13 Action News is honoring Black History Month with a series of spotlights every Friday during the month of February. These spotlights are airing at 6 a.m. and 6 and 11 p.m.
Blacks began settling in the Las Vegas valley in the spring of 1905. By 1910, out of the 945 residents of Las Vegas, 40 of those were black. Most of the men worked as porters or in the railroad repair shop and the women were maids and homemakers.
In the 1950s, people began calling Las Vegas the Mississippi of the West because of blatant racism. Although there was not an official segregation policy, the whites and blacks in were physically separated by the railroad tracks that ran behind the Union Plaza. The blacks primarily lived in what was known as Block 17 next to the infamous Block 16 that housed saloons and the red light district.
Many more blacks began moving to Las Vegas ins the 1930s when construction on Hoover Dam began although few of them actually worked at the dam. That is also when blacks began moving out of the downtown into area into what was known as "Westside."
Segregation continues and even more blacks poured into the area during World War II. The Westside exploded when many blacks from small towns in the South were hired to work at Basic Magnesium Inc.
Racial tensions continues to rise and blacks were separated from white patrons in local movie theaters and not allowed to eat in most restaurants.
And even though black performers like Sammy Davis Jr., Nat "King" Cole and Pearl Bailey were big draws on the Las Vegas Strip, they were not allowed to stay in the hotels with their bandmates or other white performers.
Even though Las Vegas continued to grow, residents of Westside lacked some of the basic amenities such as sewage lines, electricity and paved streets. It wasn't until 1954 that the community gained its first housing development, Berkley Square, with homes designed by black architect Paul Williams.

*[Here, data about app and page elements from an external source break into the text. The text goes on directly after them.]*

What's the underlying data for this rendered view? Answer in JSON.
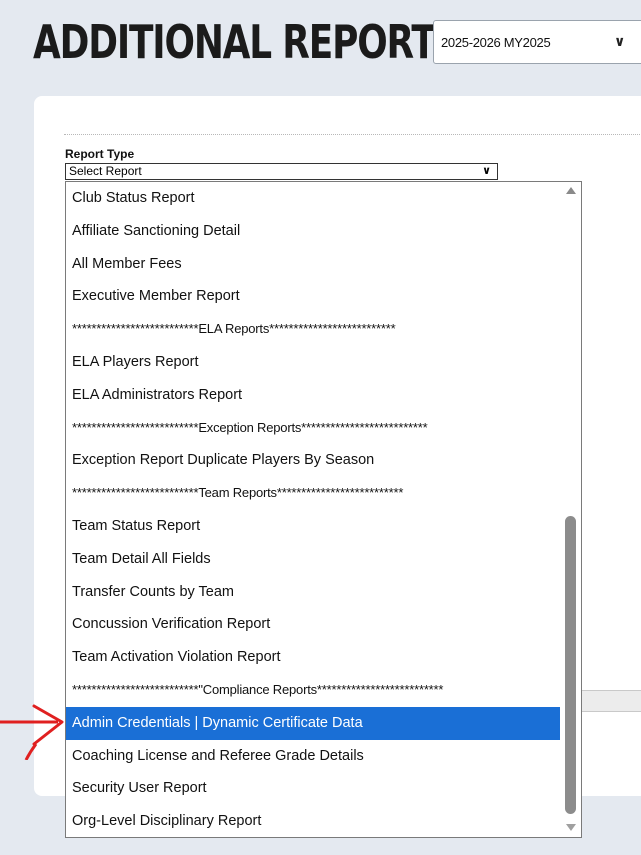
{
  "header": {
    "title": "ADDITIONAL REPORTS",
    "season_select_value": "2025-2026 MY2025"
  },
  "form": {
    "report_type_label": "Report Type",
    "report_select_value": "Select Report"
  },
  "report_options": [
    {
      "label": "Club Status Report",
      "selected": false
    },
    {
      "label": "Affiliate Sanctioning Detail",
      "selected": false
    },
    {
      "label": "All Member Fees",
      "selected": false
    },
    {
      "label": "Executive Member Report",
      "selected": false
    },
    {
      "label": "**************************ELA Reports**************************",
      "selected": false
    },
    {
      "label": "ELA Players Report",
      "selected": false
    },
    {
      "label": "ELA Administrators Report",
      "selected": false
    },
    {
      "label": "**************************Exception Reports**************************",
      "selected": false
    },
    {
      "label": "Exception Report Duplicate Players By Season",
      "selected": false
    },
    {
      "label": "**************************Team Reports**************************",
      "selected": false
    },
    {
      "label": "Team Status Report",
      "selected": false
    },
    {
      "label": "Team Detail All Fields",
      "selected": false
    },
    {
      "label": "Transfer Counts by Team",
      "selected": false
    },
    {
      "label": "Concussion Verification Report",
      "selected": false
    },
    {
      "label": "Team Activation Violation Report",
      "selected": false
    },
    {
      "label": "**************************\"Compliance Reports**************************",
      "selected": false
    },
    {
      "label": "Admin Credentials | Dynamic Certificate Data",
      "selected": true
    },
    {
      "label": "Coaching License and Referee Grade Details",
      "selected": false
    },
    {
      "label": "Security User Report",
      "selected": false
    },
    {
      "label": "Org-Level Disciplinary Report",
      "selected": false
    }
  ],
  "colors": {
    "selected_option_bg": "#1a6fd6",
    "page_bg": "#e4e9f0",
    "annotation_arrow": "#e02020"
  },
  "icons": {
    "season_dropdown": "chevron-down-icon",
    "report_dropdown": "chevron-down-icon",
    "scroll_up": "triangle-up-icon",
    "scroll_down": "triangle-down-icon",
    "annotation": "red-arrow-icon"
  }
}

Moulin Rouge , the first integrated hotel and casino, opened in 1955. The hotel-casino was built on the outskirts of the Westside and Joe Louis, a former heavyweight champion, served as a greeter. It was built by white businessmen but attracted a sizabe number of black entertainers who realized they would no longer have to stay in segregated rooming houses on the Westside.
Around the same time, black professionals began moving into the area including Charles I. West, first licensed black doctor; James B. McMillan, first black dentist; businessman Bob Bailey; journalist and entertainer Alice Key; Mabel Hoggard, first black teacher; Lubertha Johnson, first black nurse and social worker; and J. David Hoggard, executive director of the Economic Opportunity Board.
In 1960, leaders of the black community met with elected officials at Moulin Rouge and reached a verbal agreement to integrate Las Vegas. Newspaper publisher Hank Greenspun chaired the meeting. It was attended by Mayor Oran Gragson, Lubertha Johnson, J. David Hoggard, Donald Clark, Bob Bailey, Dr. James B. McMillan, Dr. Charles I. West, and Governor Grant Sawyer who, as a supporter of civil rights, had received help in his gubernatorial campaign from the black Nevada Voter’s League.
It wasn't until 1971 though that hotels and casinos began giving black a chance to work in front-of-the-house positions after they were forced to do so by a United States District Court Decree.
On Feb. 11 1959, Gov. Grant Sawyer signed a proclamation designating that week as Black History Week in Nevada. During the American bicentennial of 1976, Black History Week became Black History Month.